As other regions stall, China’s a market ripe for growth for luxury brands. The pull is so strong, even the digitally-averse Céline can’t hold out.
The LVMH-owned label launched a brand account on the Chinese social media platform WeChat this week, as reported by the publication Jing Daily on Monday.
By establishing a presence on WeChat, Céline is finally making progress in digital, and in a big way: As of September, WeChat has more than 900 million daily users. The luxury brand has been notoriously slow to adopt any form of digital technology, only launching its Instagram account earlier this year. It’s still absent from other social platforms, including Facebook, which creative director Phoebe Philo once said she would rather walk down the street naked than join. And after years of holdout, the brand’s first e-commerce site is finally in the works: CEO Séverine Merle, who joined the company in February, announced plans to launch Céline’s first online store by the end of the year.
Regardless of a luxury brand’s anxiety over e-commerce, the potential for growth in China is undeniable. Thanks to shifting consumer behavior, a crackdown on counterfeits and an emphasis on bringing luxury purchases home, Chinese luxury customers are spending more money domestically. But a complex e-commerce market, dominated by Alibaba, JD.com and WeChat, has resulted in luxury brands partnering up with these platforms in order to make a more seamless direct connection with customers.
“WeChat is an advanced form of social media, with a high return on engagement with Chinese influencers. It can help boost a brand’s profile in China,” said Rony Zeidan, founder of the agency RO NY. “Céline embarking on WeChat follows insights of brand interest in China and a desire to directly communicate with customers there.”
As luxury brands figure out their strategies to get in front of the increasingly important Chinese customer, there are options to weigh. Alibaba and JD.com offer benefits like exposure, local delivery logistics and high-touch experiences for luxury brands. But for brands not ready to commit fully to China’s two largest local e-commerce marketplaces, WeChat is a worthy alternative. Through the platform, a brand like Céline can interact with potential and existing customers in one-on-one messaging, send branded campaigns and sell limited-batch products.
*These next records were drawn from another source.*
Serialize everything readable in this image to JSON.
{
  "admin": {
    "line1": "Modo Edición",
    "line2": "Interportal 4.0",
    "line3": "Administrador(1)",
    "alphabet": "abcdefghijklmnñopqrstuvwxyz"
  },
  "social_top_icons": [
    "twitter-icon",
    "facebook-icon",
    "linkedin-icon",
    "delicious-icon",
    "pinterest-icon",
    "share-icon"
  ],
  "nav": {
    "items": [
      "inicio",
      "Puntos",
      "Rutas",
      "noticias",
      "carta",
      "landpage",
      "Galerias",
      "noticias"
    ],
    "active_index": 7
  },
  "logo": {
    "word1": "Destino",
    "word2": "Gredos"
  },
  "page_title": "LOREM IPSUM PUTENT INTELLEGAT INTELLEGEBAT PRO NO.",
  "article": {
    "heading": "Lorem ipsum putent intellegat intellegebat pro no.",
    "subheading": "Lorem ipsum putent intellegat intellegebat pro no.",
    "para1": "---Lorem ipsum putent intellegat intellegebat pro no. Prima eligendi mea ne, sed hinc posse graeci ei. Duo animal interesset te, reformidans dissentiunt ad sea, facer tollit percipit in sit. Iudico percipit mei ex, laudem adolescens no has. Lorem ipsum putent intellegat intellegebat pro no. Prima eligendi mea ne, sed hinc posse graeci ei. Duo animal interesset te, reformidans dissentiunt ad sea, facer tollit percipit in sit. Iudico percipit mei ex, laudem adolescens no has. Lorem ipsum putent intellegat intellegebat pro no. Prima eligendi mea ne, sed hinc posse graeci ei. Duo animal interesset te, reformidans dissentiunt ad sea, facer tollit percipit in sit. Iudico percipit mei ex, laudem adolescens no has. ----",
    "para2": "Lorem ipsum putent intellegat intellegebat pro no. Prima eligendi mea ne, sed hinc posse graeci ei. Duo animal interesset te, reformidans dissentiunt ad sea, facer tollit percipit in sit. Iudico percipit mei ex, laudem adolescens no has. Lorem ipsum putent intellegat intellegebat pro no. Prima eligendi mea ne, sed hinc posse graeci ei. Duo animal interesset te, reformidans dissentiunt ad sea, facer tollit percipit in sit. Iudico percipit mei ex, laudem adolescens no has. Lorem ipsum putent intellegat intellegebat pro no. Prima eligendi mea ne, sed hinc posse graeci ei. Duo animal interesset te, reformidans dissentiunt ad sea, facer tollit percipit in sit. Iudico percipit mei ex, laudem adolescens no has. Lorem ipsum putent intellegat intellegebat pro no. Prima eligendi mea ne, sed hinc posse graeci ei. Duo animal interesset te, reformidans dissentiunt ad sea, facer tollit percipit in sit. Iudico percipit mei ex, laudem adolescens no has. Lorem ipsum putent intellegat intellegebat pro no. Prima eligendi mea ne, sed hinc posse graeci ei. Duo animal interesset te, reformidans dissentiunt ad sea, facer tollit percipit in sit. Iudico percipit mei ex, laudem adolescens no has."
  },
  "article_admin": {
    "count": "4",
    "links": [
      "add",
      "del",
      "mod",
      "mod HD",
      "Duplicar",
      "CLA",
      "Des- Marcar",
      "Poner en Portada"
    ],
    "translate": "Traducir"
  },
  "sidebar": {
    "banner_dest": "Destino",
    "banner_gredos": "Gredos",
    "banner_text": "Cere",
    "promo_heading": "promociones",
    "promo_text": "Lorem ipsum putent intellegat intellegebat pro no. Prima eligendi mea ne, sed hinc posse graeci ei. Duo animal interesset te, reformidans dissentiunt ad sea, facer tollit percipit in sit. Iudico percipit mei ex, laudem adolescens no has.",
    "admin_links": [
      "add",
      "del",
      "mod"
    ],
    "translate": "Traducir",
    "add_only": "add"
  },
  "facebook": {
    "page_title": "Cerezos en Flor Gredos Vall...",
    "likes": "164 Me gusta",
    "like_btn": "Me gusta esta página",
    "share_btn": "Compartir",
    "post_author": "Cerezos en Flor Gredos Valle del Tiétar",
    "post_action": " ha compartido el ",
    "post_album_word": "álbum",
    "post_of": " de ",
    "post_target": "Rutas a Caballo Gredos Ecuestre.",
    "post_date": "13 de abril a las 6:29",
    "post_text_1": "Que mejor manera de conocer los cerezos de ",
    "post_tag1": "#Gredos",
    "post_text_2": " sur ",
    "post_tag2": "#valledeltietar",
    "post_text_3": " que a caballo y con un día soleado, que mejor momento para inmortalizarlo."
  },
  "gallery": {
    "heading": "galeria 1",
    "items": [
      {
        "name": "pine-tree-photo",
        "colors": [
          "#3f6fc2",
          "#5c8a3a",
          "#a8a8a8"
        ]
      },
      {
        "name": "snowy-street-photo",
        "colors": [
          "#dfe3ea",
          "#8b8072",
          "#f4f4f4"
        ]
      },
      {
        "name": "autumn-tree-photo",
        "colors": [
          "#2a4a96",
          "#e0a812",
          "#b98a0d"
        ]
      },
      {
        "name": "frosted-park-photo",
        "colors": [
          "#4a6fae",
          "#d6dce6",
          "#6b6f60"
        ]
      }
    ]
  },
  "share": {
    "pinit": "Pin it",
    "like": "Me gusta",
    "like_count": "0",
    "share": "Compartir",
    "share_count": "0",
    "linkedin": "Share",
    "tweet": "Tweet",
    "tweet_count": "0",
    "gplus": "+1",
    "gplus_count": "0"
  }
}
Céline’s not the first luxury brand to gain footing in China by working on WeChat, without a formal e-commerce presence. In 2016, Dior sold a limited-edition handbag directly to customers who followed the brand on WeChat, with the collection of $4,000 bags selling out within the first day of the sale. In China, Coach had experimented with Tmall before closing its store on the e-commerce marketplace platform and focusing solely on a WeChat strategy, according to CEO Victor Luis.
Efforts to connect with high-spending, digitally savvy customers in China are expanding across all areas of luxury, from premium beauty brands like La Mer and Guerlain, to fashion brands on the mend like Ralph Lauren and Michael Kors. Niche high-end luxury labels like Céline and Loewe, which is also owned by LVMH, are looking to capture some attention from customers looking to branch outside of the industry stalwarts like Louis Vuitton and Chanel. According to Alibaba group manager Sebastien Badault, Loewe made a custom bag collection to sell on Tmall in order to raise awareness.
“There’s great opportunity for brands to figure out new ways to engage with customers in China,” said Badault. “Brands that target their audience directly to build recognition and identity are going about it in the right way.”
It’s unclear whether or not Céline will end up selling products directly to WeChat followers, but building up a digital strategy in China can help a brand create a blueprint for other regions.
“This should prove to be a formula of success in accompanying the brand’s expansion in China, as well as its drive to embrace e-commerce,” said Zeidan.